I wasn’t planning on getting an iPhone 5 right away. I ignored the preorder midnight madness, and wasn’t even paying much attention to the date. Avoiding the IPHONE 5 LAUNCHES TODAY headlines everywhere was impossible though. So yesterday I diverted from my usual run route to go by the Apple Store (a few blocks from my house) and get a first look at the frenzy…

… and… there was no queue. It was only 9 am or so, about an hour after the store opened, but most of the people outside where Apple Store employees (blue shirts), Security (black shirts), and reporters (easily identifiable by trying to shove a mike or a camera in front of anyone). The store itself was full but not beyond the usual chattering mob. I asked one of the Apple guys if they still had iPhone in stock, secretly wondering if some kind of calamity had befallen the line earlier (Samsung retaliation? perhaps a well-aimed asteroid?) but no, it was all good. I went back home, got the credit card, came back, got the phone, a bit more than an hour after launch. It felt a bit like cheating for some reason.

It looks familiar, but as soon as you hold it, and touch it, and use it, it _feels¬†_like a completely new device.¬†Your eyes tell your brain that your hand should expect X and instead it gets Z. And it’s so light, it has me actually looking forward to the new iPod touch, which will be even lighter but share the base design.

It’s fast, the screen is great and the extra space is welcome and visually seamless when dealing with non-optimized apps. As Gruber speculated, the letterboxing of apps is unnoticeable for every day use on the black iPhone 5. Again: visually. As with the phone itself, while it looks similar on the surface, once you use it it’s another thing entirely. Muscle memory gets in the way the most for me with keyboards on letterboxed apps. We’ll see how fast I adapt. It’s not a huge problem, but definitely noticeable, on and off, particularly if you’re mindlessly switching between an app that is letterboxed and one that isn’t.

As for the EarPods, the jury’s still out. Unlike many other people, I’ve never had a problem with Apple headphones and used them as my main headphones, the EarPods didn’t seem immediately as comfortable but then again after using one type of headphone for 7-8 ears any change will be an issue. We’ll see.
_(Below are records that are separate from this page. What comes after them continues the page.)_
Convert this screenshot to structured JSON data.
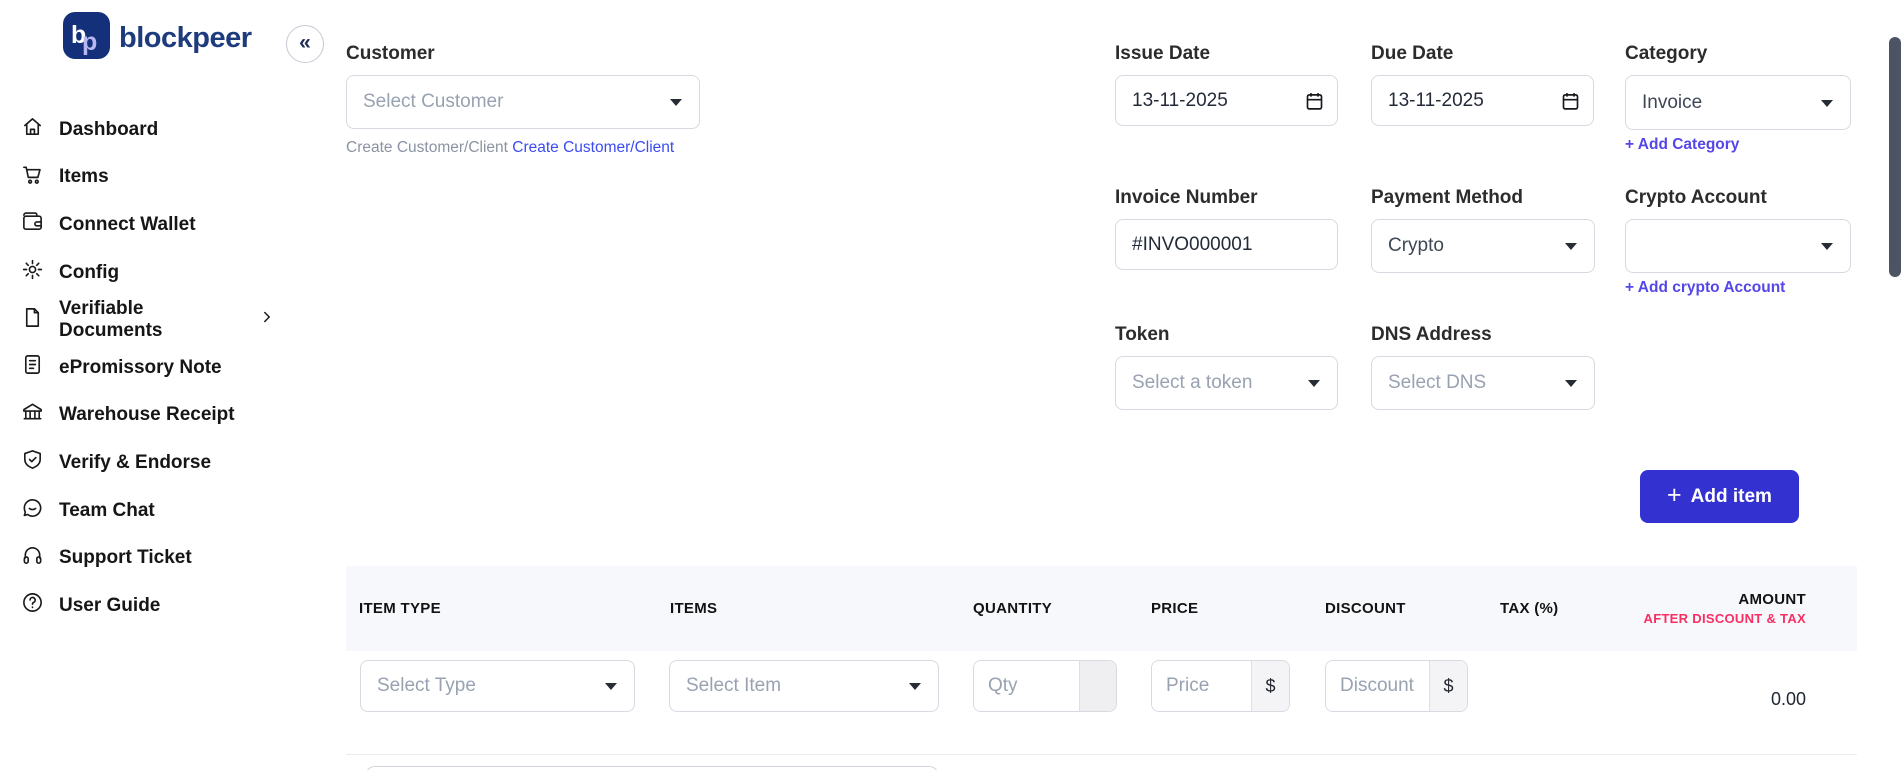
{
  "brand": {
    "name": "blockpeer"
  },
  "sidebar": {
    "collapse_glyph": "«",
    "items": [
      {
        "label": "Dashboard",
        "icon": "home-icon"
      },
      {
        "label": "Items",
        "icon": "cart-icon"
      },
      {
        "label": "Connect Wallet",
        "icon": "wallet-icon"
      },
      {
        "label": "Config",
        "icon": "gear-icon"
      },
      {
        "label": "Verifiable Documents",
        "icon": "document-icon",
        "expandable": true
      },
      {
        "label": "ePromissory Note",
        "icon": "note-icon"
      },
      {
        "label": "Warehouse Receipt",
        "icon": "warehouse-icon"
      },
      {
        "label": "Verify & Endorse",
        "icon": "shield-check-icon"
      },
      {
        "label": "Team Chat",
        "icon": "chat-icon"
      },
      {
        "label": "Support Ticket",
        "icon": "headset-icon"
      },
      {
        "label": "User Guide",
        "icon": "question-icon"
      }
    ]
  },
  "form": {
    "customer": {
      "label": "Customer",
      "placeholder": "Select Customer",
      "helper_text": "Create Customer/Client",
      "helper_link": "Create Customer/Client"
    },
    "issue_date": {
      "label": "Issue Date",
      "value": "13-11-2025"
    },
    "due_date": {
      "label": "Due Date",
      "value": "13-11-2025"
    },
    "category": {
      "label": "Category",
      "value": "Invoice",
      "add_link": "+ Add Category"
    },
    "invoice_number": {
      "label": "Invoice Number",
      "value": "#INVO000001"
    },
    "payment_method": {
      "label": "Payment Method",
      "value": "Crypto"
    },
    "crypto_account": {
      "label": "Crypto Account",
      "value": "",
      "add_link": "+ Add crypto Account"
    },
    "token": {
      "label": "Token",
      "placeholder": "Select a token"
    },
    "dns_address": {
      "label": "DNS Address",
      "placeholder": "Select DNS"
    }
  },
  "actions": {
    "plus_glyph": "+",
    "add_item_label": "Add item"
  },
  "items_table": {
    "columns": [
      "ITEM TYPE",
      "ITEMS",
      "QUANTITY",
      "PRICE",
      "DISCOUNT",
      "TAX (%)",
      "AMOUNT"
    ],
    "amount_subheader": "AFTER DISCOUNT & TAX",
    "row": {
      "item_type_placeholder": "Select Type",
      "item_placeholder": "Select Item",
      "qty_placeholder": "Qty",
      "price_placeholder": "Price",
      "discount_placeholder": "Discount",
      "currency": "$",
      "amount": "0.00"
    }
  },
  "colors": {
    "primary_button": "#3431d1",
    "add_link": "#5546e8",
    "helper_link": "#3b4bf0",
    "amount_subheader_pink": "#f92e63",
    "brand_navy": "#1e3b7e",
    "table_header_bg": "#f7f8fb",
    "scrollbar_thumb": "#4c5463"
  }
}
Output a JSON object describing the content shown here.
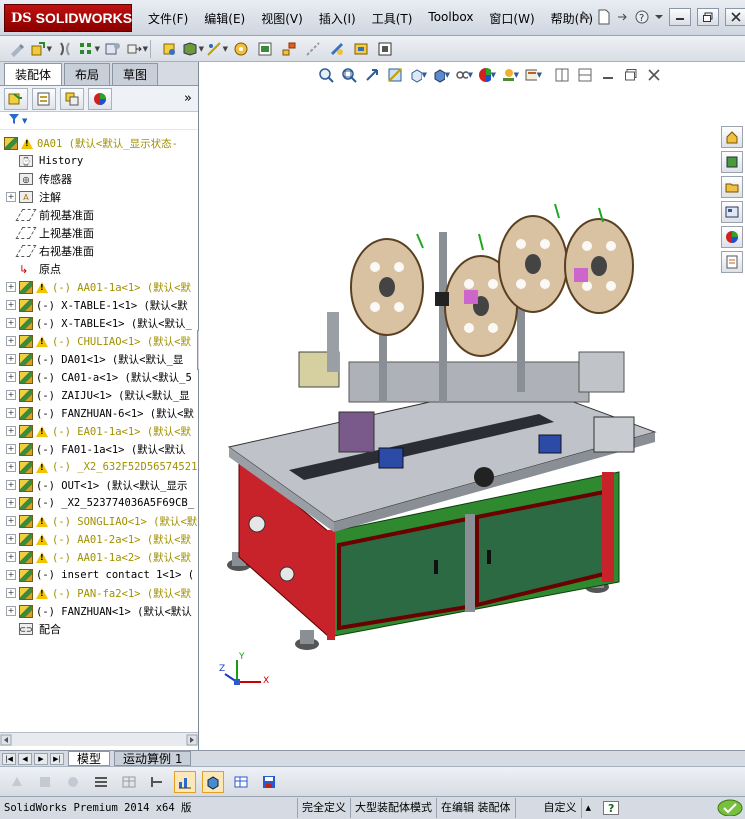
{
  "titlebar": {
    "logo_ds": "DS",
    "logo_name": "SOLIDWORKS",
    "menu": [
      "文件(F)",
      "编辑(E)",
      "视图(V)",
      "插入(I)",
      "工具(T)",
      "Toolbox",
      "窗口(W)",
      "帮助(H)"
    ]
  },
  "left_panel": {
    "tabs": [
      "装配体",
      "布局",
      "草图"
    ],
    "collapse_glyph": "»",
    "filter_glyph": "▼",
    "tree": [
      {
        "label": "0A01  (默认<默认_显示状态-",
        "kind": "root",
        "warn": true
      },
      {
        "label": "History",
        "kind": "history"
      },
      {
        "label": "传感器",
        "kind": "sensor"
      },
      {
        "label": "注解",
        "kind": "annot",
        "expand": true
      },
      {
        "label": "前视基准面",
        "kind": "plane"
      },
      {
        "label": "上视基准面",
        "kind": "plane"
      },
      {
        "label": "右视基准面",
        "kind": "plane"
      },
      {
        "label": "原点",
        "kind": "origin"
      },
      {
        "label": "(-) AA01-1a<1> (默认<默",
        "kind": "part",
        "warn": true,
        "yellow": true
      },
      {
        "label": "(-) X-TABLE-1<1> (默认<默",
        "kind": "part"
      },
      {
        "label": "(-) X-TABLE<1> (默认<默认_",
        "kind": "part"
      },
      {
        "label": "(-) CHULIAO<1> (默认<默",
        "kind": "part",
        "warn": true,
        "yellow": true
      },
      {
        "label": "(-) DA01<1> (默认<默认_显",
        "kind": "part"
      },
      {
        "label": "(-) CA01-a<1> (默认<默认_5",
        "kind": "part"
      },
      {
        "label": "(-) ZAIJU<1> (默认<默认_显",
        "kind": "part"
      },
      {
        "label": "(-) FANZHUAN-6<1> (默认<默",
        "kind": "part"
      },
      {
        "label": "(-) EA01-1a<1> (默认<默",
        "kind": "part",
        "warn": true,
        "yellow": true
      },
      {
        "label": "(-) FA01-1a<1> (默认<默认",
        "kind": "part"
      },
      {
        "label": "(-) _X2_632F52D56574521",
        "kind": "part",
        "warn": true,
        "yellow": true
      },
      {
        "label": "(-) OUT<1> (默认<默认_显示",
        "kind": "part"
      },
      {
        "label": "(-) _X2_523774036A5F69CB_",
        "kind": "part"
      },
      {
        "label": "(-) SONGLIAO<1> (默认<默",
        "kind": "part",
        "warn": true,
        "yellow": true
      },
      {
        "label": "(-) AA01-2a<1> (默认<默",
        "kind": "part",
        "warn": true,
        "yellow": true
      },
      {
        "label": "(-) AA01-1a<2> (默认<默",
        "kind": "part",
        "warn": true,
        "yellow": true
      },
      {
        "label": "(-) insert contact 1<1> (",
        "kind": "part"
      },
      {
        "label": "(-) PAN-fa2<1> (默认<默",
        "kind": "part",
        "warn": true,
        "yellow": true
      },
      {
        "label": "(-) FANZHUAN<1> (默认<默认",
        "kind": "part"
      },
      {
        "label": "配合",
        "kind": "mates"
      }
    ]
  },
  "model_tabs": [
    "模型",
    "运动算例 1"
  ],
  "status": {
    "product": "SolidWorks Premium 2014 x64 版",
    "defined": "完全定义",
    "mode": "大型装配体模式",
    "editing": "在编辑 装配体",
    "custom": "自定义",
    "arrow": "▴",
    "help": "?"
  },
  "triad": {
    "x": "X",
    "y": "Y",
    "z": "Z"
  }
}
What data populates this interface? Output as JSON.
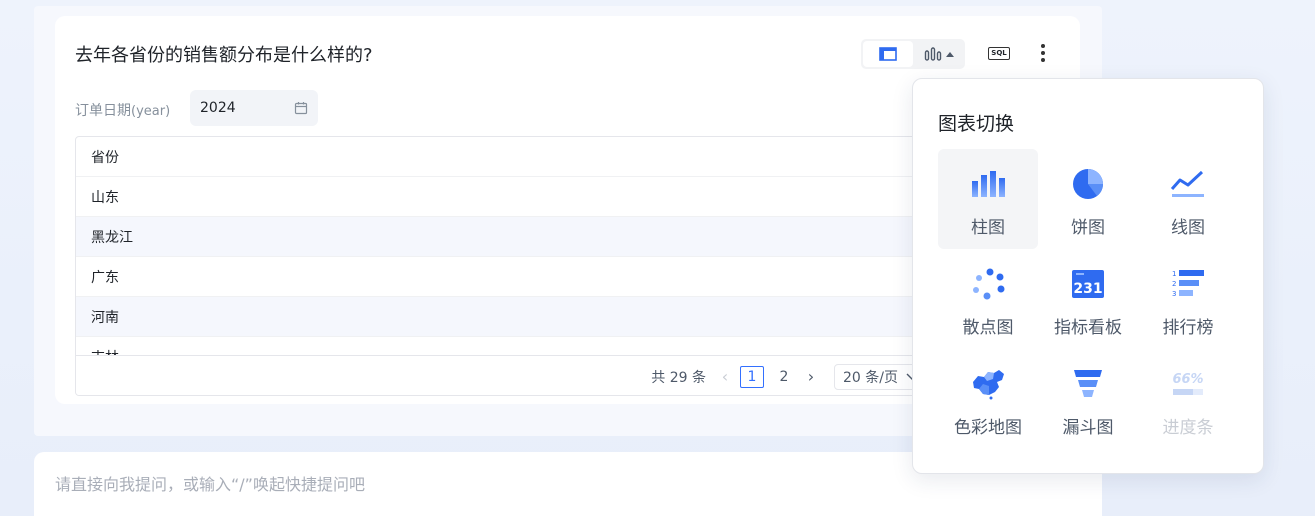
{
  "card": {
    "question": "去年各省份的销售额分布是什么样的?",
    "sql_label": "SQL"
  },
  "filter": {
    "label": "订单日期",
    "label_sub": "(year)",
    "value": "2024"
  },
  "table": {
    "header": "省份",
    "rows": [
      "山东",
      "黑龙江",
      "广东",
      "河南",
      "吉林"
    ]
  },
  "pagination": {
    "total": "共 29 条",
    "pages": [
      "1",
      "2"
    ],
    "current": "1",
    "page_size": "20 条/页"
  },
  "ask_bar": {
    "placeholder": "请直接向我提问，或输入“/”唤起快捷提问吧"
  },
  "chart_switch": {
    "title": "图表切换",
    "options": [
      {
        "label": "柱图",
        "icon": "bar-chart-icon",
        "selected": true
      },
      {
        "label": "饼图",
        "icon": "pie-chart-icon"
      },
      {
        "label": "线图",
        "icon": "line-chart-icon"
      },
      {
        "label": "散点图",
        "icon": "scatter-chart-icon"
      },
      {
        "label": "指标看板",
        "icon": "metric-board-icon",
        "metric_value": "231"
      },
      {
        "label": "排行榜",
        "icon": "ranking-icon"
      },
      {
        "label": "色彩地图",
        "icon": "color-map-icon"
      },
      {
        "label": "漏斗图",
        "icon": "funnel-chart-icon"
      },
      {
        "label": "进度条",
        "icon": "progress-bar-icon",
        "disabled": true,
        "metric_value": "66%"
      }
    ]
  },
  "colors": {
    "accent": "#3370ff",
    "icon_blue": "#2f6bf0",
    "icon_light": "#8db4ff"
  }
}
Finally – no dock so far. Apparently Phil Schiller said that “Most people who use docks use them with speaker or clock systems.”. I would point out that there’s also, I don’t know, many, many developers for whom docks are a useful tool to connect to your desktop and laptop and hold the device while you’re working, especially when you take into account that there are app components that must be tested in the device (in app purchases, accelerometers, camera, etc.). I guess developers, even at a few million, would only be 1% of the iOS device market or so, but still, it would be nice if as a segment developers weren’t forgotten quite so easily.